The headgear goes on. It's uncomfortable, heavy, and they’ll soon find out they are loaded with blind spots.
It's their turn to fight. Focus is hard to keep during their first ring walk. They try not to make eye contact but fans have a way of getting in the line of sight. In the front rows are a bunch of familiar faces with shiny gloves hanging from their necks.
The champs crank their necks to take a look at who's fighting next. They heard it's the unattached and they want to put a face on the upcoming disaster.
The steps leading up to the ring feel steeper than those in residential homes. The ring is a stage. Instead of performers, they're tourists. The canvas is softer than they expected. It swallows their footwork. They plod around like a kid in a bouncy room.
The referee is visibly annoyed to see them. The ref checks their mouthpieces. It's one of those that says authentic but one that none of the pros use.
The introductions start. The affiliated fighters have a small entourage. Gym mates. They cheer loudly. "Unattached" gets a cheer or two from those who always root for the underdogs.
The bell rings. The unattached haven’t developed their ring legs yet. They move well on pavement and bathroom tiles but the canvas robs them of their bounce. Their thighs move faster than their feet. They're leading with their heads and don't even realize it. They swing. They miss. Each punch grows wider. It feels faster to them. The ref separates them. The unattached are warned for infractions they have no idea they committed. The novice looks like a pro compared to the swarmer. They wait because they know an opening will come. A bunch of them do. Within a minute, the ref has warned the unattached about two times and has administered a pair of standing eight counts.
During the second eight count, they remember they had a corner. Coach tells them to calm down and throw the jab. It's a punch they've snapped a thousand times at imaginary opponents. They try a jab. It's a noodle. The elbow is bent and they're too tired to straighten it. They try another. It goes about twelve inches lower than they intended. While wondering what's wrong with their arms, they're blinded sided by a shot that feels like a padded softball.
The fight ends and they don't know why. They're hurt but they don't know it. It's not the same bone against bone pain they're familiar with. This kind of hurt lasts a few seconds and leaves confusion instead of external bruising.
The docs flash their pen lights in their eyes. The referees do their job. Still in a mild state of shock, the wannabe fighters wobble out of the ring as fast as they can. On the way back to the dressing room, coach explains to everyone in sight that he was just helping out. “I just met them a little while ago.”
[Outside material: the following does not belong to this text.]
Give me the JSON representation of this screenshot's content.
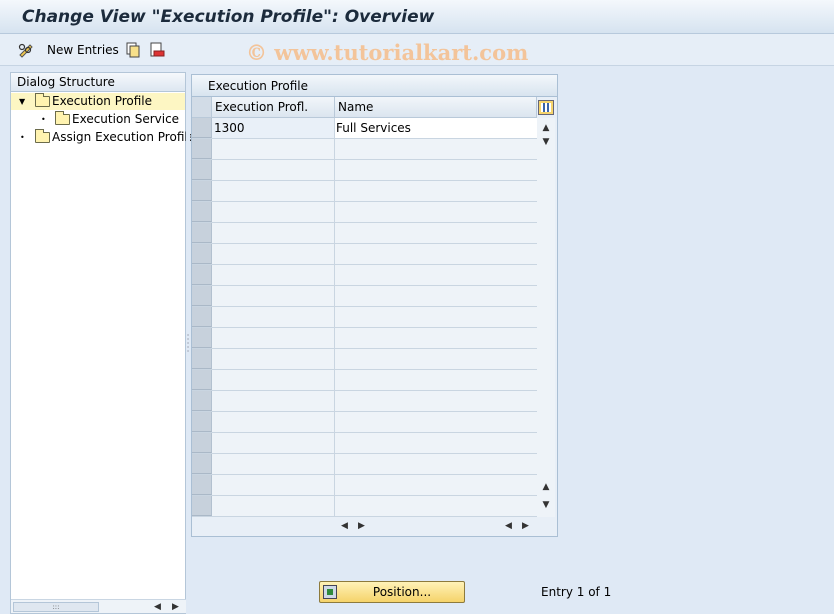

Back in the dressing room, coach invites them to join his gym. The humbled losers sit there shaking their heads in disbelief. “Damn" is their favorite word.
They jam their sweaty shirts into their bodega bags and sit in the stands for a fight or two but they're not watching. They're waiting until the crowd forgets their faces. Then they slip out hoping nobody notices the leather skid marks on their faces.
The next day they check the papers afraid of what they might see. RSC round 2. It's not too bad. They can do better with training. Maybe next year. They consider going to the gym. But they don't.
Who will win the Sergey Kovalev vs Andre Ward fight?